“7. We have considered the facts of the case and submissions made before us. The facts are that the customer retains money in respect of a completed contract for satisfactory performance of the contract for which the due diligence is undertaken. On demonstration of satisfactory performance of the contract, the money as released finally to the assessee, otherwise it has to repair the fault or pay liquidated damages. Ld. Counsel has cited cases as discussed above, which clearly hold that such money withheld by the customer does not accrue as income to the assessee on completion of the turn-key project, the reason being that right to receive the money does not accrue to the assessee. This money accrues as income when the stipulated condition is satisfied which may be in the nature of showing satisfactory performance of the project. Depending upon the stipulated condition, the amount accrues as income the moment the condition is satisfied and on such date the amount becomes the income. Therefore, the amount is taxable on accrual basis in the year in which stipulated condition is satisfied. The assessee on the other hand is showing the income on cash basis, which may not be correct, However, this is not the issue before us. The issue before us is whether the retention money constitutes income on completion of a project in mercantile system of accounting. We are of the view that this amount does not accrue as income to the assessee on raising the bill after completion of the project. The income arises on performance of the conditionalities of the agreement. Thus it is held that Ld. CIT(A) was right in holding that a sum of Rs. 32,91,935/- did not accrue as income in this year. The result is that ground No. 2 is also dismissed.”
17. The facts before us for the year under consideration have not been shown by the department to be any different from that of present before the Tribunal for Assessment Year 2007-08. Therefore, following the aforesaid Tribunal order in the assessee’s own case for Assessment Year 2007-08, we hold that the amount in question does not accrue as income to the assessee on raising the bill after completion of the project.

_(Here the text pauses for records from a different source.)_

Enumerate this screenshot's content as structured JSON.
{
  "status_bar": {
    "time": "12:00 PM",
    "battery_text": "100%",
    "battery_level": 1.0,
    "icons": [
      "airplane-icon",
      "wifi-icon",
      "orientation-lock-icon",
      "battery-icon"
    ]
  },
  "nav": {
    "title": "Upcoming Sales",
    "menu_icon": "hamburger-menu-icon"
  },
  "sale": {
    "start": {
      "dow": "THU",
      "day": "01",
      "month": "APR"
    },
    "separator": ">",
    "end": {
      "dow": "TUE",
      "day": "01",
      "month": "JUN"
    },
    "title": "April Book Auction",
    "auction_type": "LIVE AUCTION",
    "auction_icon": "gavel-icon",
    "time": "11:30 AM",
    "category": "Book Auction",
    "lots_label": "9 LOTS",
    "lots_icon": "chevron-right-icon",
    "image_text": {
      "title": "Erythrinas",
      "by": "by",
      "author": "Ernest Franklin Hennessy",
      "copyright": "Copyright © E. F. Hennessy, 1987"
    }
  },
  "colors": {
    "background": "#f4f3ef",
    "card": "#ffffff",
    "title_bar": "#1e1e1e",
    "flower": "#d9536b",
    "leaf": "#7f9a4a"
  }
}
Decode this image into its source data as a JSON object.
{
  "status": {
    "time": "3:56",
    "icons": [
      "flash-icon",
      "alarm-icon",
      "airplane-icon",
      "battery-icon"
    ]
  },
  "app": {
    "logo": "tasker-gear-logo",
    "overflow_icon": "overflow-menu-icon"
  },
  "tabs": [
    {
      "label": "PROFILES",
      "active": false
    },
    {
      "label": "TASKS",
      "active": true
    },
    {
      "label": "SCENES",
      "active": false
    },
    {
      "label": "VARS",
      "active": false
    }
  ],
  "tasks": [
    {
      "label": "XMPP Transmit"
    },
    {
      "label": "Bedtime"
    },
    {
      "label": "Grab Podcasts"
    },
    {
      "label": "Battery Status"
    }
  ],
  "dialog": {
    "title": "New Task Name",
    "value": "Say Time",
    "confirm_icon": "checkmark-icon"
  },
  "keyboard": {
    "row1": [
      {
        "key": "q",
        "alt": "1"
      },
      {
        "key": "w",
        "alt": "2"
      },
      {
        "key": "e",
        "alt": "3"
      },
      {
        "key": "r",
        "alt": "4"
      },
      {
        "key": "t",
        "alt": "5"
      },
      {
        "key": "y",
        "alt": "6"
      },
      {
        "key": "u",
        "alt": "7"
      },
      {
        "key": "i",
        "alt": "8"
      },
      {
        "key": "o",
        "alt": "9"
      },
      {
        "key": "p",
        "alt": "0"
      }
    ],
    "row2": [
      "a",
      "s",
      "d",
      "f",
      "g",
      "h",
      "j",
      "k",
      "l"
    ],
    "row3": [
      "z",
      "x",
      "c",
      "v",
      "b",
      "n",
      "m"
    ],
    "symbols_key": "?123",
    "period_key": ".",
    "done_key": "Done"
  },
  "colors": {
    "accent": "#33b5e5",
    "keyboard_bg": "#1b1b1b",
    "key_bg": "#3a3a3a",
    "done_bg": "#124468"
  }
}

Rather, the income arises on performance of the conditionalities of the agreement.
18. In view of the above, the order of the Ld. CIT (A) with regard to this issue is also upheld, rejecting ground No. 2 raised by the department.
19. In the result, the appeal filed by the department is dismissed.